Last night I was putting my shoes away in the hallway closet. I heard Sydney ask Asher, “Remember when dad gave us that special pill so we won’t die?”
Asher said, “That was just pretend. It was a vitamin.”
Sydney said, “I know.”
I started to walk over and apologize for lying to them, but I stopped myself. They continued to speak with each other about death. And then that naturally rolled into a conversation about farting. Because farting is funny. And then they laughed, and wrestled, and fought, and made up, and went into their room to play. I walked over to say hi but they shut the door before I got there. Although I wanted to lie on the rug with them in a pile of toys, I stayed outside of the room; I’m not planning on going anywhere for a long time, but I know they need to learn to be without their parents. Because if I want them to believe I will be there for as long as they need me, I need them to learn to live without me.
Every morning my four-year-old daughter, Sydney, drags a chair into her closet and plucks a dress off of the rack.

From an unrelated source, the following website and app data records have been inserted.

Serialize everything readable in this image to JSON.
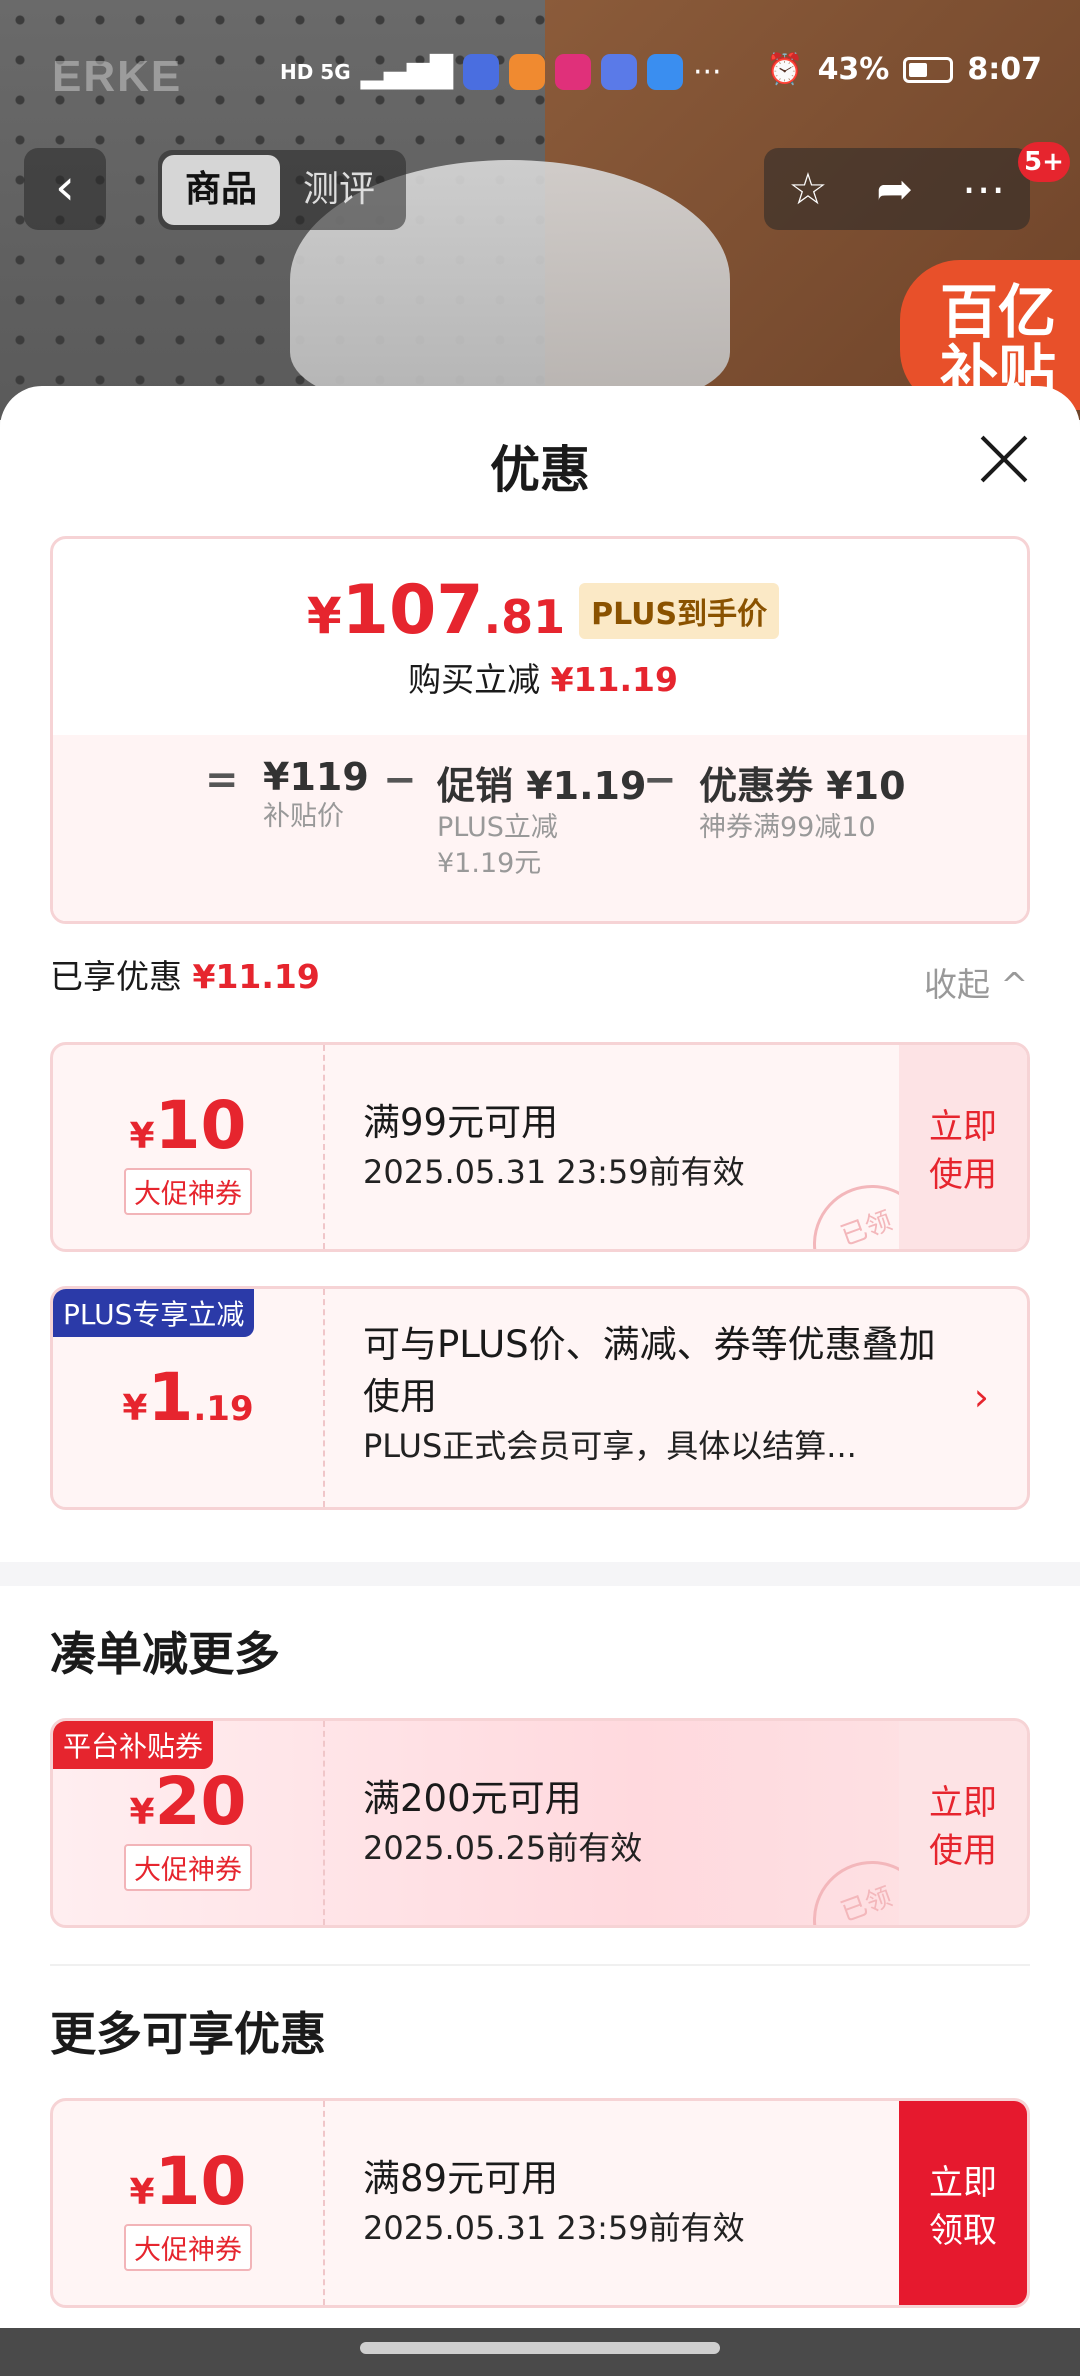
{
  "status_bar": {
    "battery": "43%",
    "time": "8:07",
    "signal_chip": "HD 5G"
  },
  "background": {
    "brand": "ERKE",
    "ad_badge": "百亿补贴"
  },
  "nav": {
    "back": "‹",
    "tabs": [
      "商品",
      "测评"
    ],
    "active_tab": 0,
    "cart_badge": "5+"
  },
  "sheet": {
    "title": "优惠",
    "price": {
      "yen": "¥",
      "integer": "107",
      "decimal": ".81",
      "tag": "PLUS到手价",
      "buy_label": "购买立减",
      "buy_amount": "¥11.19"
    },
    "breakdown": {
      "equals": "=",
      "base_value": "¥119",
      "base_label": "补贴价",
      "minus1": "−",
      "promo_value": "促销 ¥1.19",
      "promo_label1": "PLUS立减",
      "promo_label2": "¥1.19元",
      "minus2": "−",
      "coupon_value": "优惠券 ¥10",
      "coupon_label": "神券满99减10"
    },
    "enjoyed": {
      "label": "已享优惠",
      "amount": "¥11.19",
      "collapse": "收起 ^"
    },
    "coupons_enjoyed": [
      {
        "yen": "¥",
        "amount": "10",
        "decimal": "",
        "label": "大促神券",
        "title": "满99元可用",
        "sub": "2025.05.31 23:59前有效",
        "action": "立即\n使用",
        "stamp": "已领"
      },
      {
        "corner": "PLUS专享立减",
        "yen": "¥",
        "amount": "1",
        "decimal": ".19",
        "title": "可与PLUS价、满减、券等优惠叠加使用",
        "sub": "PLUS正式会员可享，具体以结算...",
        "chevron": "›"
      }
    ],
    "section_more": "凑单减更多",
    "coupon_platform": {
      "corner": "平台补贴券",
      "yen": "¥",
      "amount": "20",
      "label": "大促神券",
      "title": "满200元可用",
      "sub": "2025.05.25前有效",
      "action": "立即\n使用",
      "stamp": "已领"
    },
    "section_extra": "更多可享优惠",
    "coupon_claim": {
      "yen": "¥",
      "amount": "10",
      "label": "大促神券",
      "title": "满89元可用",
      "sub": "2025.05.31 23:59前有效",
      "action": "立即\n领取"
    }
  },
  "colors": {
    "accent_red": "#e6252e",
    "plus_blue": "#2b3aa8",
    "platform_red": "#e6252e"
  }
}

I try to lean her in other directions —“Why don’t we try shorts today?”—but Sydney’s stubborn. And I think she deserves the freedom to choose what she wants to wear.
My son, Asher, is 2. I grab shorts and a T-shirt out of the drawer and dress him, because he still has trouble dressing himself. But he figured out how to undress himself — and pretty often that means he’s ripping off his clothing and screaming “dress” over and over again. He climbs onto the chair in the closet and tugs at one of Sydney’s dresses —“This one.”

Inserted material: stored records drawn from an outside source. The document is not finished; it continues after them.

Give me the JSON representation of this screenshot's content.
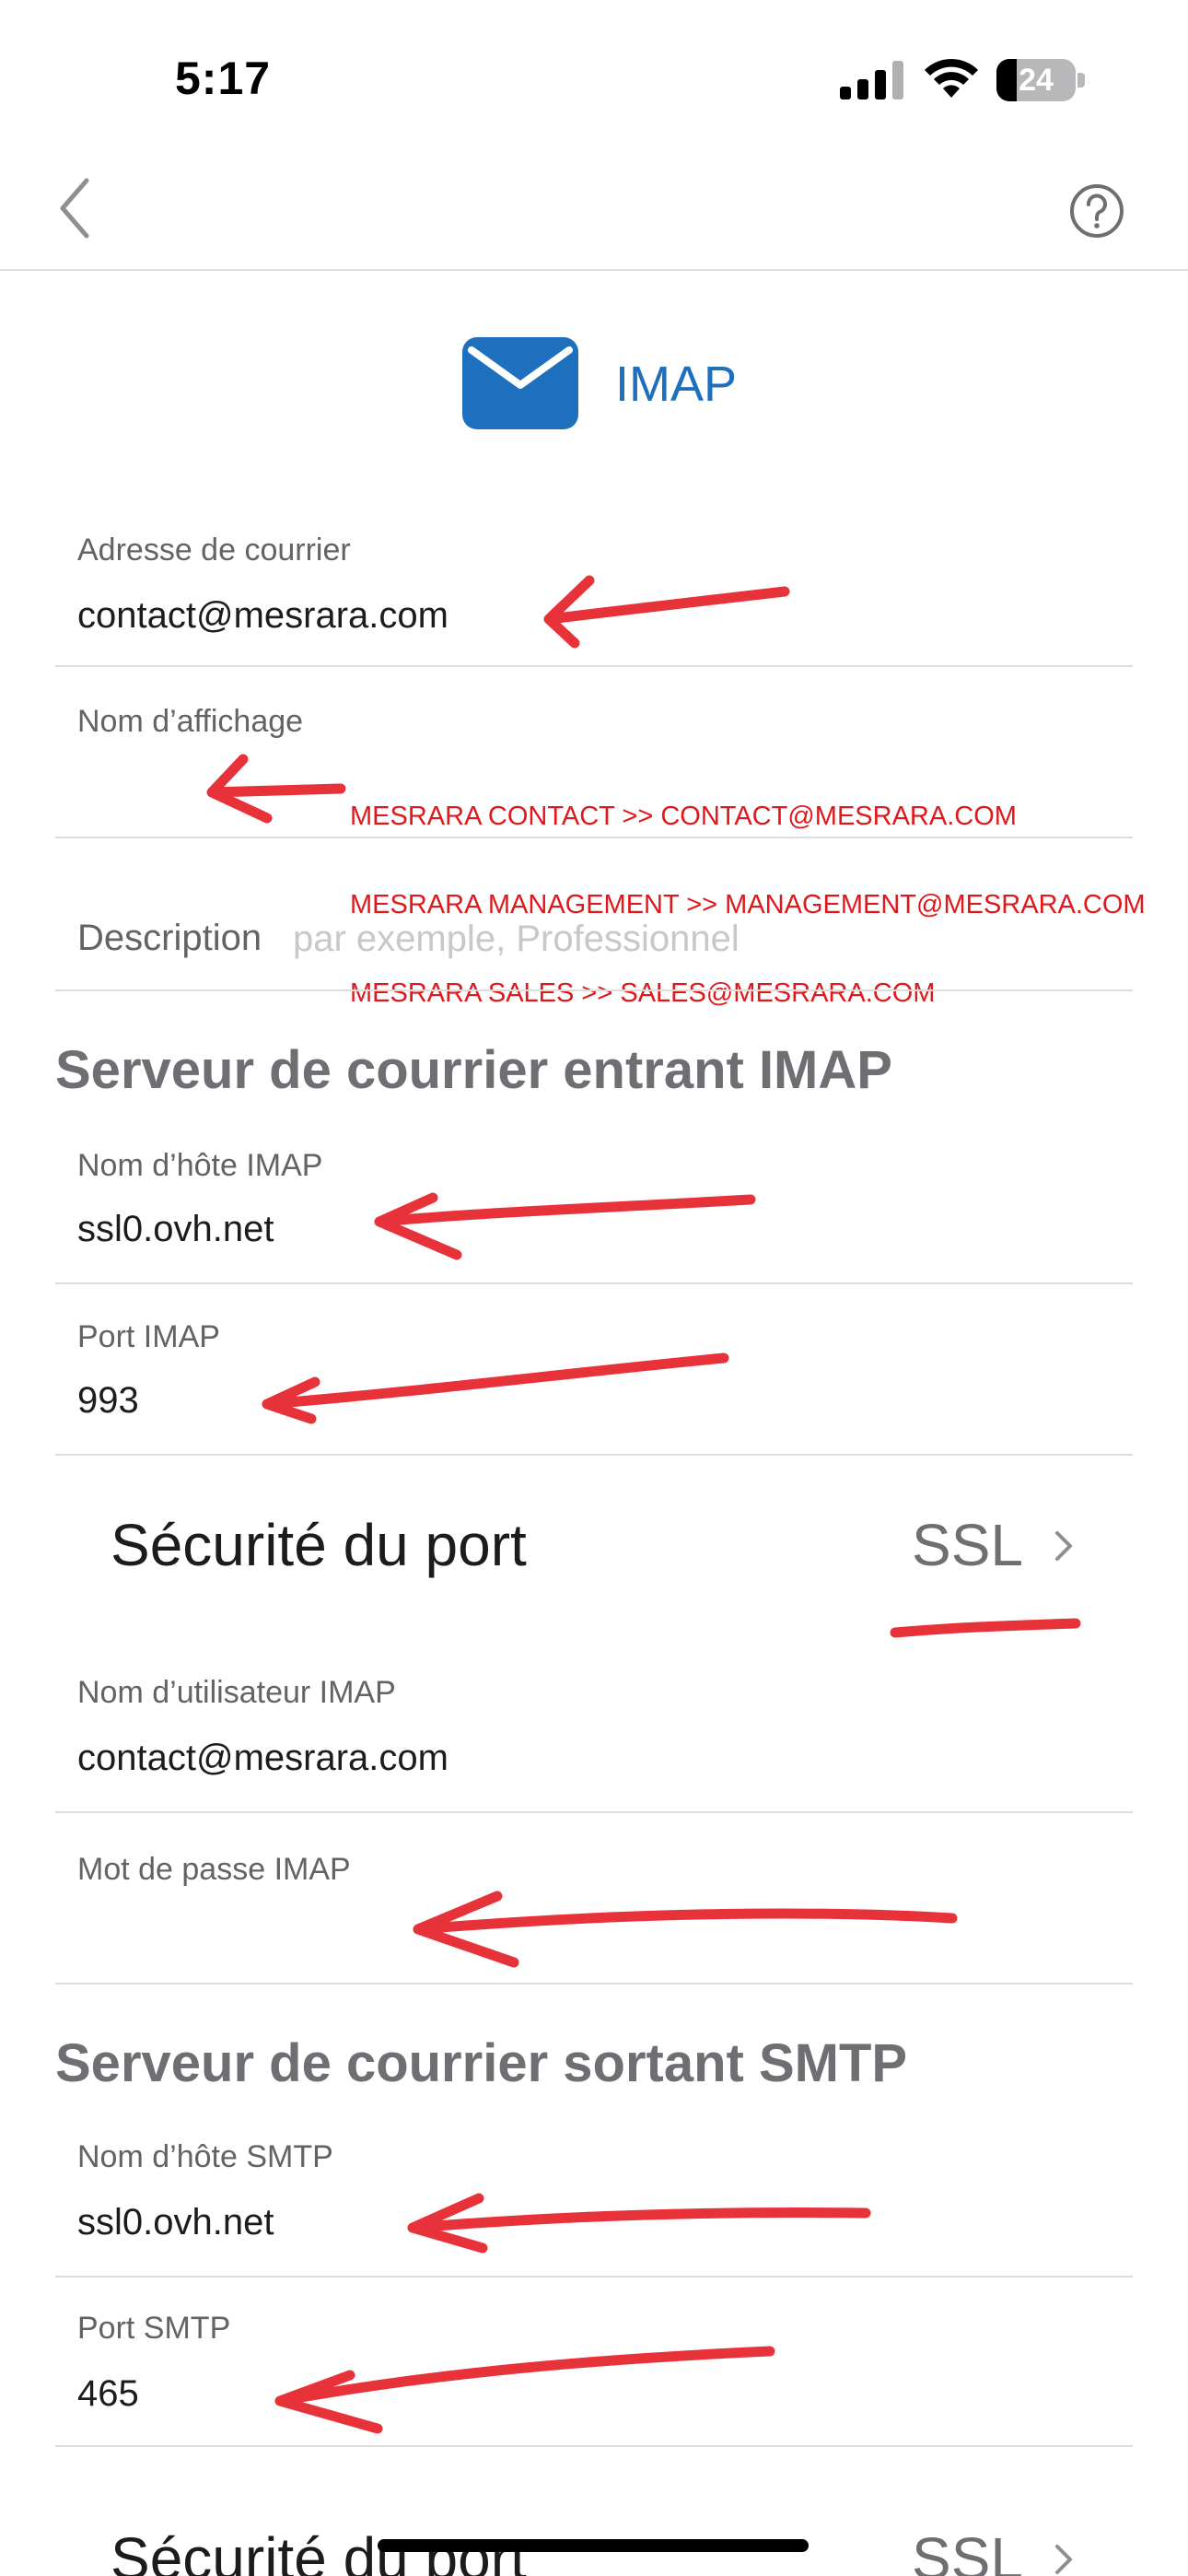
{
  "status_bar": {
    "time": "5:17",
    "battery": "24"
  },
  "nav": {
    "back_icon": "chevron-left-icon",
    "help_icon": "question-circle-icon"
  },
  "header": {
    "icon": "envelope-icon",
    "title": "IMAP",
    "accent": "#1f6fbf"
  },
  "account": {
    "email_label": "Adresse de courrier",
    "email_value": "contact@mesrara.com",
    "display_name_label": "Nom d’affichage",
    "display_name_value": "",
    "description_label": "Description",
    "description_placeholder": "par exemple, Professionnel"
  },
  "annotation": {
    "color": "#e0181b",
    "lines": [
      "MESRARA CONTACT >> CONTACT@MESRARA.COM",
      "MESRARA MANAGEMENT >> MANAGEMENT@MESRARA.COM",
      "MESRARA SALES >> SALES@MESRARA.COM"
    ]
  },
  "incoming": {
    "section_title": "Serveur de courrier entrant IMAP",
    "host_label": "Nom d’hôte IMAP",
    "host_value": "ssl0.ovh.net",
    "port_label": "Port IMAP",
    "port_value": "993",
    "security_label": "Sécurité du port",
    "security_value": "SSL",
    "username_label": "Nom d’utilisateur IMAP",
    "username_value": "contact@mesrara.com",
    "password_label": "Mot de passe IMAP",
    "password_value": ""
  },
  "outgoing": {
    "section_title": "Serveur de courrier sortant SMTP",
    "host_label": "Nom d’hôte SMTP",
    "host_value": "ssl0.ovh.net",
    "port_label": "Port SMTP",
    "port_value": "465",
    "security_label": "Sécurité du port",
    "security_value": "SSL"
  }
}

So most days my son is dressed like Sofia the First, or some Disney princess, or — my favorite — rocking a multi-colored Ralph Lauren spaghetti strap sundress. Taking all social mores out of it, he looks good in dresses. And on an 80 degree summer day in LA, it’s probably the most practical choice.

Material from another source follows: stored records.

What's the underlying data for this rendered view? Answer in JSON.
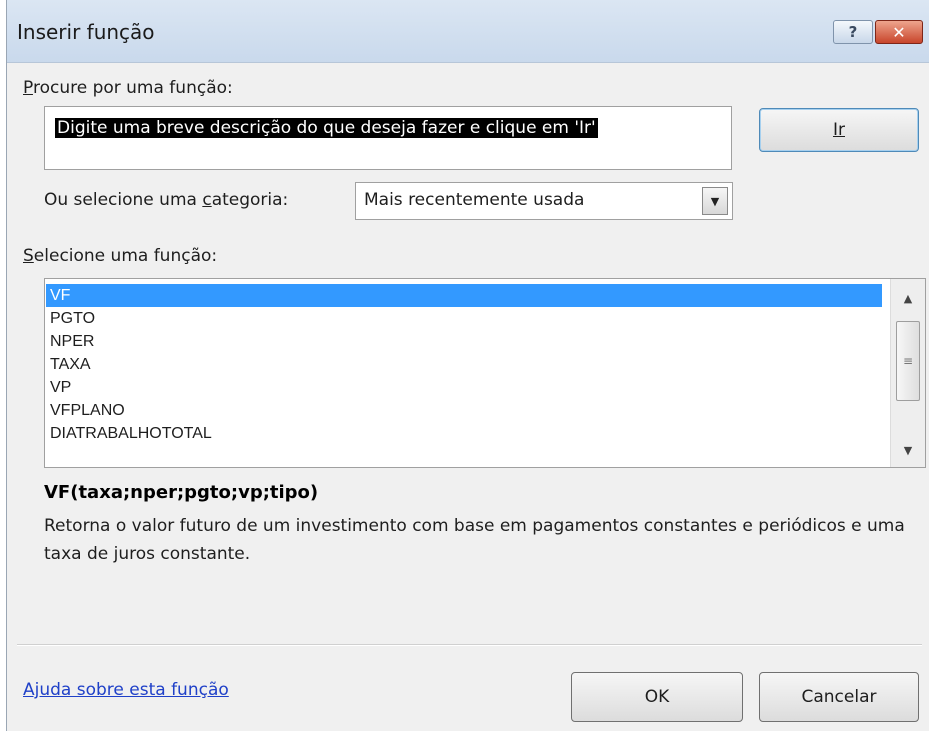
{
  "window": {
    "title": "Inserir função",
    "help_glyph": "?",
    "close_glyph": "✕"
  },
  "search": {
    "label": "Procure por uma função:",
    "label_accel": "P",
    "label_rest": "rocure por uma função:",
    "value": "Digite uma breve descrição do que deseja fazer e clique em 'Ir'",
    "go_button": "Ir"
  },
  "category": {
    "label_pre": "Ou selecione uma ",
    "label_accel": "c",
    "label_post": "ategoria:",
    "selected": "Mais recentemente usada",
    "arrow_glyph": "▼"
  },
  "function_list": {
    "label_accel": "S",
    "label_rest": "elecione uma função:",
    "items": [
      "VF",
      "PGTO",
      "NPER",
      "TAXA",
      "VP",
      "VFPLANO",
      "DIATRABALHOTOTAL"
    ],
    "selected_index": 0,
    "scroll_up_glyph": "▲",
    "scroll_down_glyph": "▼",
    "thumb_glyph": "≡"
  },
  "details": {
    "syntax": "VF(taxa;nper;pgto;vp;tipo)",
    "description": "Retorna o valor futuro de um investimento com base em pagamentos constantes e periódicos e uma taxa de juros constante."
  },
  "footer": {
    "help_link": "Ajuda sobre esta função",
    "ok_button": "OK",
    "cancel_button": "Cancelar"
  },
  "colors": {
    "selection": "#3399ff",
    "link": "#1f40c8",
    "close_button": "#c8452b",
    "dialog_background": "#f0f0f0"
  }
}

But Asher was stronger than ever that morning. He had a huge tantrum as I tried to force his legs into a pair of shorts. His nose was running into his mouth as he cried and protested and I suddenly realized I was fighting for something I didn’t even believe in. I was making my kid feel badly for something he shouldn’t be ashamed of. And I stopped. And I gave him a hug and I apologized. And then I put back on the purple princess dress with his sister’s sparkly Tom’s shoes.
Plenty of people are supportive. They’ll see my kids — Sydney with her long dirty blonde hair, and Asher with his short dark hair, and say, “I love your daughter’s pixie cut.” When I tell them he’s my son, they smile and say, “I love it.” They also apologize for confusing his gender, but I tell them, “Don’t apologize. He’s in a purple dress with sparkly shoes. How would you know?” I know there are parents who get worked up when you confuse their kids’ gender — but I’m not one of them.
I get home before my wife most nights, so I was taking the kids out to walk our dog. They were dressing up in different outfits — my daughter treating Asher like her doll, as she tried various dresses, shoes, and headbands on him. And then Sydney told me she wanted me to wear a dress, too — “Oh my god, it will be so funny.”
I said, “No.” But she kept begging. I said, “People will laugh at me.” She said, “If they do, I’ll tell them to go away.” And I couldn’t argue with that, as I squeezed myself into Carrie’s most flexible dress. We walked the dog on our block, and the pleasure my kids took in seeing their dad go out of his comfort zone, trumped the humiliation I felt.
Carrie pulled up to the house, and I saw her slack-jawed from the end of the street. She laughed. She took a picture. And she told me I better not rip her dress. And then we all went for a pizza.
(Article appeared in Huffington Post and xo Jane)